START Data to use
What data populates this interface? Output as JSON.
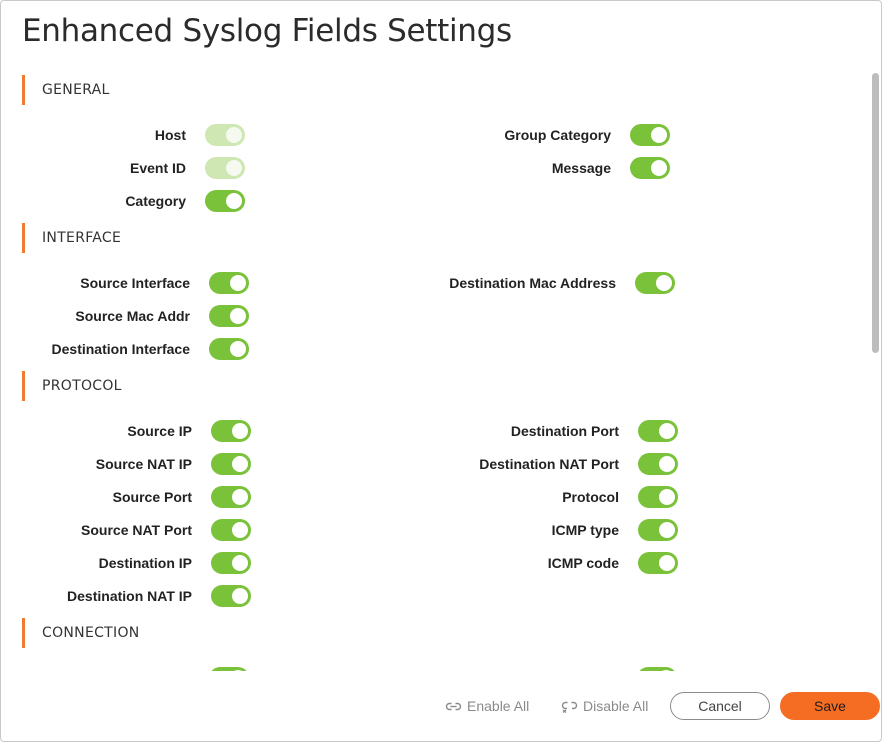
{
  "dialog": {
    "title": "Enhanced Syslog Fields Settings"
  },
  "sections": {
    "general": {
      "header": "GENERAL",
      "left": [
        {
          "label": "Host",
          "enabled": true,
          "disabled_style": true
        },
        {
          "label": "Event ID",
          "enabled": true,
          "disabled_style": true
        },
        {
          "label": "Category",
          "enabled": true
        }
      ],
      "right": [
        {
          "label": "Group Category",
          "enabled": true
        },
        {
          "label": "Message",
          "enabled": true
        }
      ]
    },
    "interface": {
      "header": "INTERFACE",
      "left": [
        {
          "label": "Source Interface",
          "enabled": true
        },
        {
          "label": "Source Mac Addr",
          "enabled": true
        },
        {
          "label": "Destination Interface",
          "enabled": true
        }
      ],
      "right": [
        {
          "label": "Destination Mac Address",
          "enabled": true
        }
      ]
    },
    "protocol": {
      "header": "PROTOCOL",
      "left": [
        {
          "label": "Source IP",
          "enabled": true
        },
        {
          "label": "Source NAT IP",
          "enabled": true
        },
        {
          "label": "Source Port",
          "enabled": true
        },
        {
          "label": "Source NAT Port",
          "enabled": true
        },
        {
          "label": "Destination IP",
          "enabled": true
        },
        {
          "label": "Destination NAT IP",
          "enabled": true
        }
      ],
      "right": [
        {
          "label": "Destination Port",
          "enabled": true
        },
        {
          "label": "Destination NAT Port",
          "enabled": true
        },
        {
          "label": "Protocol",
          "enabled": true
        },
        {
          "label": "ICMP type",
          "enabled": true
        },
        {
          "label": "ICMP code",
          "enabled": true
        }
      ]
    },
    "connection": {
      "header": "CONNECTION"
    }
  },
  "footer": {
    "enable_all": "Enable All",
    "disable_all": "Disable All",
    "cancel": "Cancel",
    "save": "Save"
  },
  "colors": {
    "accent": "#f07a30",
    "toggle_on": "#7bc23b",
    "toggle_disabled": "#cfe8b3",
    "save": "#f56d23"
  },
  "icons": {
    "enable_all": "link-icon",
    "disable_all": "unlink-icon"
  }
}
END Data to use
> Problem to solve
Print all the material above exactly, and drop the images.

> Solution for this task
What data populates this interface? Output as JSON.
{
  "dialog": {
    "title": "Enhanced Syslog Fields Settings"
  },
  "sections": {
    "general": {
      "header": "GENERAL",
      "left": [
        {
          "label": "Host",
          "enabled": true,
          "disabled_style": true
        },
        {
          "label": "Event ID",
          "enabled": true,
          "disabled_style": true
        },
        {
          "label": "Category",
          "enabled": true
        }
      ],
      "right": [
        {
          "label": "Group Category",
          "enabled": true
        },
        {
          "label": "Message",
          "enabled": true
        }
      ]
    },
    "interface": {
      "header": "INTERFACE",
      "left": [
        {
          "label": "Source Interface",
          "enabled": true
        },
        {
          "label": "Source Mac Addr",
          "enabled": true
        },
        {
          "label": "Destination Interface",
          "enabled": true
        }
      ],
      "right": [
        {
          "label": "Destination Mac Address",
          "enabled": true
        }
      ]
    },
    "protocol": {
      "header": "PROTOCOL",
      "left": [
        {
          "label": "Source IP",
          "enabled": true
        },
        {
          "label": "Source NAT IP",
          "enabled": true
        },
        {
          "label": "Source Port",
          "enabled": true
        },
        {
          "label": "Source NAT Port",
          "enabled": true
        },
        {
          "label": "Destination IP",
          "enabled": true
        },
        {
          "label": "Destination NAT IP",
          "enabled": true
        }
      ],
      "right": [
        {
          "label": "Destination Port",
          "enabled": true
        },
        {
          "label": "Destination NAT Port",
          "enabled": true
        },
        {
          "label": "Protocol",
          "enabled": true
        },
        {
          "label": "ICMP type",
          "enabled": true
        },
        {
          "label": "ICMP code",
          "enabled": true
        }
      ]
    },
    "connection": {
      "header": "CONNECTION"
    }
  },
  "footer": {
    "enable_all": "Enable All",
    "disable_all": "Disable All",
    "cancel": "Cancel",
    "save": "Save"
  },
  "colors": {
    "accent": "#f07a30",
    "toggle_on": "#7bc23b",
    "toggle_disabled": "#cfe8b3",
    "save": "#f56d23"
  },
  "icons": {
    "enable_all": "link-icon",
    "disable_all": "unlink-icon"
  }
}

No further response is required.